You see: This concludes a re-read of epic proportions and I'm glad I let myself be persuaded to do it as I had indeed forgotten most of what made the books be different and I have to still shamefacedly admit that my much younger self absolutely did not appreciate the richness portrayed in the author's linguistic craftmanship as much as I should have back then.
I've re-watched the last movie today and have to point out once again how much I love that Peter Jackson makes Faramir give up whatever position he might have gotten in Gondor in favour of following his wife because SHE is a ruler.
Just like I love that Theoden came up with the idea of making Eowyn his heir and no Eomer in between, simply because she was the right choice. Yes, I was a geeky child. However, all these years later, the story has stuck with me.
First a warning: Don't read Tolkien if you don't appreciate true-omnicient-narrator-style epics. Tolkien isn't a master character builder: As with many of the themes in this work, the romance and deep character relationships must be picked from between the lines. And there is so much between the lines here. The world of Middle-earth lives, utterly lives. Instead of tugging on what-ifs, this fantasy forces readers to imagine.
Tolkien's work is the fullest realization of literary world building ever penned. It is also sophisticated writing, drawing on older forms epic, romance, tragedy. Tolkien doesn't waste time writing snappy dialogue: However, voice shifts subtly depending on point of view: These shifts in style, far from being a novice writer's oops, are intentional and serve as mass characterisation of races and groups.
So, what Tolkien foregoes in terms of dialogue he replaces with style and action: Having just spouted all that praise, I have to admit that all the criticisms are true: The thing to remember is that this book started the genre: So, no, it isn't a popcorn read.
Get over it. If you invest the time and spirit to read this work, you will be glad you did. View all 6 comments.
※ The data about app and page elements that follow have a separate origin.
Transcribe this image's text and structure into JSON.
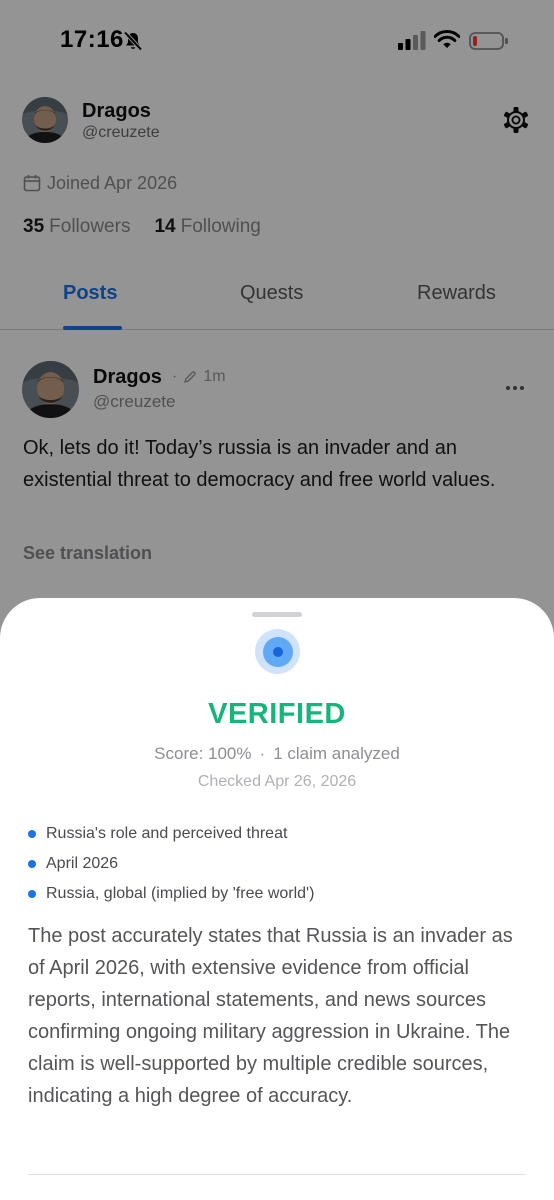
{
  "status_bar": {
    "time": "17:16"
  },
  "profile": {
    "name": "Dragos",
    "handle": "@creuzete",
    "joined": "Joined Apr 2026",
    "followers_count": "35",
    "followers_label": "Followers",
    "following_count": "14",
    "following_label": "Following"
  },
  "tabs": [
    {
      "label": "Posts",
      "active": true
    },
    {
      "label": "Quests",
      "active": false
    },
    {
      "label": "Rewards",
      "active": false
    }
  ],
  "post": {
    "author_name": "Dragos",
    "time_ago": "1m",
    "author_handle": "@creuzete",
    "text": "Ok, lets do it! Today’s russia is an invader and an existential threat to democracy and free world values.",
    "see_translation": "See translation"
  },
  "fact_check": {
    "verdict": "VERIFIED",
    "score": "Score: 100%",
    "claims_analyzed": "1 claim analyzed",
    "checked_date": "Checked Apr 26, 2026",
    "claims": [
      "Russia's role and perceived threat",
      "April 2026",
      "Russia, global (implied by 'free world')"
    ],
    "summary": "The post accurately states that Russia is an invader as of April 2026, with extensive evidence from official reports, international statements, and news sources confirming ongoing military aggression in Ukraine. The claim is well-supported by multiple credible sources, indicating a high degree of accuracy."
  },
  "colors": {
    "accent": "#1a73e8",
    "verified": "#17b57a"
  }
}
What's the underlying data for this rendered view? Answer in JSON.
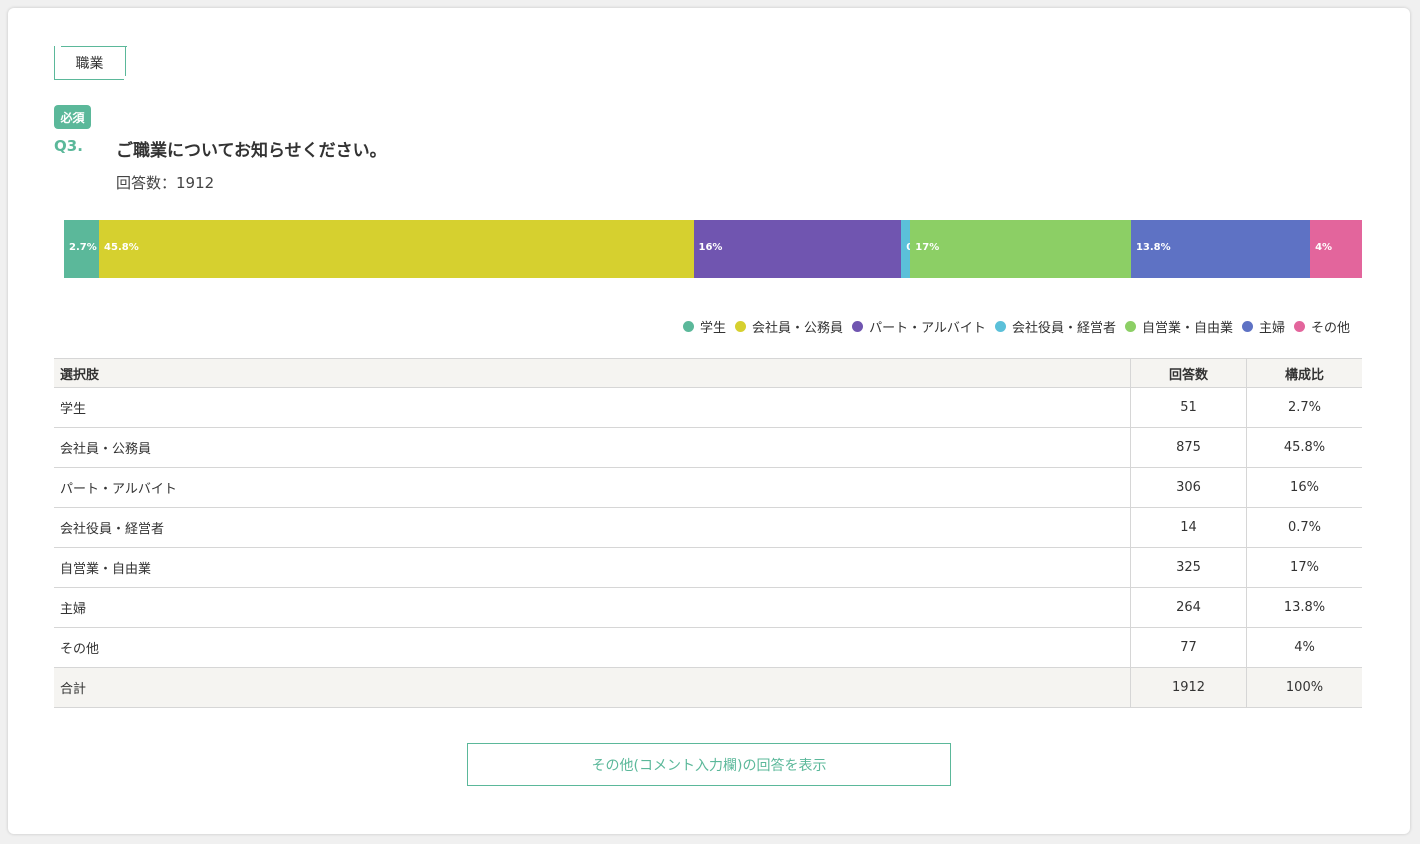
{
  "section_tab": "職業",
  "required_badge": "必須",
  "question": {
    "number": "Q3.",
    "text": "ご職業についてお知らせください。",
    "response_count_label": "回答数：1912"
  },
  "colors": {
    "accent": "#5bb89a",
    "series": [
      "#5bb89a",
      "#d6d02f",
      "#7055b0",
      "#5bc0d9",
      "#8ccf65",
      "#5e72c4",
      "#e3659c"
    ]
  },
  "chart_data": {
    "type": "bar",
    "orientation": "horizontal-stacked-100",
    "categories": [
      "学生",
      "会社員・公務員",
      "パート・アルバイト",
      "会社役員・経営者",
      "自営業・自由業",
      "主婦",
      "その他"
    ],
    "values": [
      2.7,
      45.8,
      16,
      0.7,
      17,
      13.8,
      4
    ],
    "labels": [
      "2.7%",
      "45.8%",
      "16%",
      "0.7%",
      "17%",
      "13.8%",
      "4%"
    ],
    "legend_position": "bottom-right",
    "title": "",
    "xlabel": "",
    "ylabel": ""
  },
  "table": {
    "headers": [
      "選択肢",
      "回答数",
      "構成比"
    ],
    "rows": [
      [
        "学生",
        "51",
        "2.7%"
      ],
      [
        "会社員・公務員",
        "875",
        "45.8%"
      ],
      [
        "パート・アルバイト",
        "306",
        "16%"
      ],
      [
        "会社役員・経営者",
        "14",
        "0.7%"
      ],
      [
        "自営業・自由業",
        "325",
        "17%"
      ],
      [
        "主婦",
        "264",
        "13.8%"
      ],
      [
        "その他",
        "77",
        "4%"
      ]
    ],
    "total": [
      "合計",
      "1912",
      "100%"
    ]
  },
  "more_button_label": "その他(コメント入力欄)の回答を表示"
}
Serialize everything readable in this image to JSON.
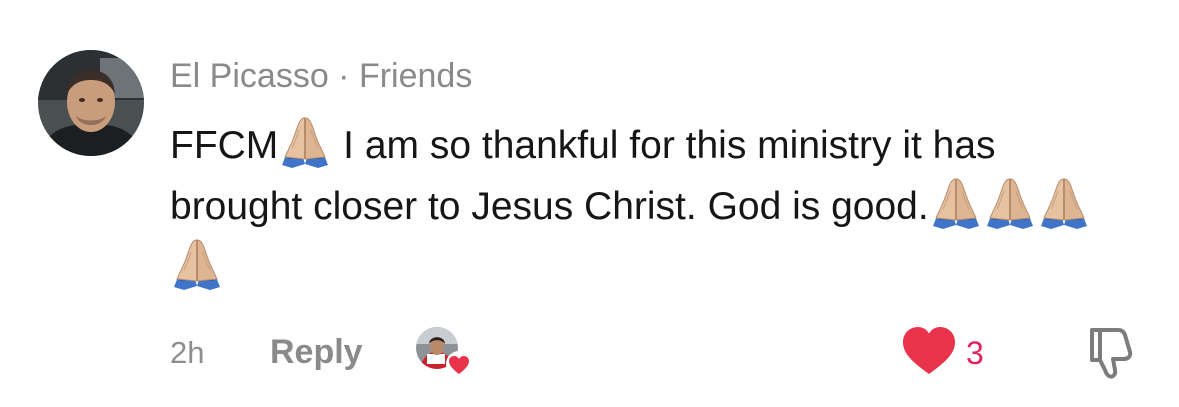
{
  "comment": {
    "author": "El Picasso",
    "separator": " · ",
    "relationship": "Friends",
    "text_segments": [
      "FFCM",
      " I am so thankful for this ministry it has brought closer to Jesus Christ. God is good."
    ],
    "emoji": "folded-hands",
    "timestamp": "2h",
    "reply_label": "Reply",
    "like_count": "3",
    "liked": true
  },
  "icons": {
    "like": "heart-icon",
    "dislike": "thumbs-down-icon",
    "emoji": "folded-hands-icon"
  },
  "colors": {
    "like": "#e8334a",
    "like_count_text": "#e0245e",
    "meta_text": "#8a8a8a",
    "body_text": "#161616"
  }
}
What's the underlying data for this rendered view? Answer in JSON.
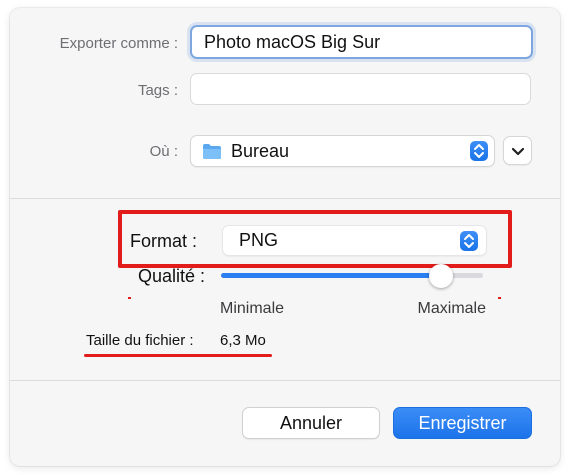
{
  "form": {
    "export_as_label": "Exporter comme :",
    "export_as_value": "Photo macOS Big Sur",
    "tags_label": "Tags :",
    "tags_value": "",
    "where_label": "Où :",
    "where_value": "Bureau"
  },
  "format": {
    "label": "Format :",
    "value": "PNG"
  },
  "quality": {
    "label": "Qualité :",
    "min_label": "Minimale",
    "max_label": "Maximale",
    "level": 0.84
  },
  "file_size": {
    "label": "Taille du fichier :",
    "value": "6,3 Mo"
  },
  "buttons": {
    "cancel": "Annuler",
    "save": "Enregistrer"
  },
  "colors": {
    "accent": "#1d74ea",
    "highlight": "#e21b1b"
  },
  "icons": {
    "folder": "folder-icon",
    "stepper": "up-down-chevron-icon",
    "expand": "chevron-down-icon"
  }
}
People who like walking and indecipherable poetry. Save time This book can appeal only to a linguist. The underlying story is great, but it is buried under an avalance of horribly annoying songs and poems that do nothing to advance the story.
They just take up space. I diligently read every last one, hoping that they held some deep meaning in relation to the story, but if there is one, it is so obscure that it serves no purpose.